> _About this task_
Write out the whole listing exactly as it stands.
_____
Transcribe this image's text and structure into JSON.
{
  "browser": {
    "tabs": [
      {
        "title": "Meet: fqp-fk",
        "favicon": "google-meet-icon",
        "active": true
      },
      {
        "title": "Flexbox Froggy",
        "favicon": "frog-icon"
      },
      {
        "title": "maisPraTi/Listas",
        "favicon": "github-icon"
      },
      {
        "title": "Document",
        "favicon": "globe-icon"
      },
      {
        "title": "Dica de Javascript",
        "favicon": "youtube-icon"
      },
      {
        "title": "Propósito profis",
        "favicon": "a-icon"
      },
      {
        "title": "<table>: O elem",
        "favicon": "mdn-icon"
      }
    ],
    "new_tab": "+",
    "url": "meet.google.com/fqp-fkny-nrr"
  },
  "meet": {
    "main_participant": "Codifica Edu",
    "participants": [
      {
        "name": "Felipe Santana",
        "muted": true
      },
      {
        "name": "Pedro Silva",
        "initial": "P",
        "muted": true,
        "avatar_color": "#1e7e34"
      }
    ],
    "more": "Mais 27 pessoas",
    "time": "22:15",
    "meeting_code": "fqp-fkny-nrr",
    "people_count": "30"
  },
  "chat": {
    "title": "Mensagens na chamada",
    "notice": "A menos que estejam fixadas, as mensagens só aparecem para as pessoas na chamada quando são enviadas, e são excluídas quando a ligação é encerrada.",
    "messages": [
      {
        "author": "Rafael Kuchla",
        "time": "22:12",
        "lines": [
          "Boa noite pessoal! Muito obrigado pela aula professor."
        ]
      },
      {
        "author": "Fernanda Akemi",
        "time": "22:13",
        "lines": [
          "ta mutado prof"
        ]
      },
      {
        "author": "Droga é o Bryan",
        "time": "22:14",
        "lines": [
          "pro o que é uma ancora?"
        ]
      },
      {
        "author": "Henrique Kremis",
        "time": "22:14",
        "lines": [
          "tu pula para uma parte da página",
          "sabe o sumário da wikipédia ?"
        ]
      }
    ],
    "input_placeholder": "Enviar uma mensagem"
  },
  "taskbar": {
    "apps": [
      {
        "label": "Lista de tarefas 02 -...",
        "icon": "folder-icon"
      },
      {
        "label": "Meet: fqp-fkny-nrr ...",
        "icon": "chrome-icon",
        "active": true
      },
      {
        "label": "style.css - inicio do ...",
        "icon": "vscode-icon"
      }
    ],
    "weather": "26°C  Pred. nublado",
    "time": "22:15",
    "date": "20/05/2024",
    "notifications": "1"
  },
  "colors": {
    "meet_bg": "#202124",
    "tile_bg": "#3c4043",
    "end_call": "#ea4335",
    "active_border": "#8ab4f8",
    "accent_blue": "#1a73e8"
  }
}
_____
> _Task response_
Transcribe this image's text and structure into JSON.
{
  "browser": {
    "tabs": [
      {
        "title": "Meet: fqp-fk",
        "favicon": "google-meet-icon",
        "active": true
      },
      {
        "title": "Flexbox Froggy",
        "favicon": "frog-icon"
      },
      {
        "title": "maisPraTi/Listas",
        "favicon": "github-icon"
      },
      {
        "title": "Document",
        "favicon": "globe-icon"
      },
      {
        "title": "Dica de Javascript",
        "favicon": "youtube-icon"
      },
      {
        "title": "Propósito profis",
        "favicon": "a-icon"
      },
      {
        "title": "<table>: O elem",
        "favicon": "mdn-icon"
      }
    ],
    "new_tab": "+",
    "url": "meet.google.com/fqp-fkny-nrr"
  },
  "meet": {
    "main_participant": "Codifica Edu",
    "participants": [
      {
        "name": "Felipe Santana",
        "muted": true
      },
      {
        "name": "Pedro Silva",
        "initial": "P",
        "muted": true,
        "avatar_color": "#1e7e34"
      }
    ],
    "more": "Mais 27 pessoas",
    "time": "22:15",
    "meeting_code": "fqp-fkny-nrr",
    "people_count": "30"
  },
  "chat": {
    "title": "Mensagens na chamada",
    "notice": "A menos que estejam fixadas, as mensagens só aparecem para as pessoas na chamada quando são enviadas, e são excluídas quando a ligação é encerrada.",
    "messages": [
      {
        "author": "Rafael Kuchla",
        "time": "22:12",
        "lines": [
          "Boa noite pessoal! Muito obrigado pela aula professor."
        ]
      },
      {
        "author": "Fernanda Akemi",
        "time": "22:13",
        "lines": [
          "ta mutado prof"
        ]
      },
      {
        "author": "Droga é o Bryan",
        "time": "22:14",
        "lines": [
          "pro o que é uma ancora?"
        ]
      },
      {
        "author": "Henrique Kremis",
        "time": "22:14",
        "lines": [
          "tu pula para uma parte da página",
          "sabe o sumário da wikipédia ?"
        ]
      }
    ],
    "input_placeholder": "Enviar uma mensagem"
  },
  "taskbar": {
    "apps": [
      {
        "label": "Lista de tarefas 02 -...",
        "icon": "folder-icon"
      },
      {
        "label": "Meet: fqp-fkny-nrr ...",
        "icon": "chrome-icon",
        "active": true
      },
      {
        "label": "style.css - inicio do ...",
        "icon": "vscode-icon"
      }
    ],
    "weather": "26°C  Pred. nublado",
    "time": "22:15",
    "date": "20/05/2024",
    "notifications": "1"
  },
  "colors": {
    "meet_bg": "#202124",
    "tile_bg": "#3c4043",
    "end_call": "#ea4335",
    "active_border": "#8ab4f8",
    "accent_blue": "#1a73e8"
  }
}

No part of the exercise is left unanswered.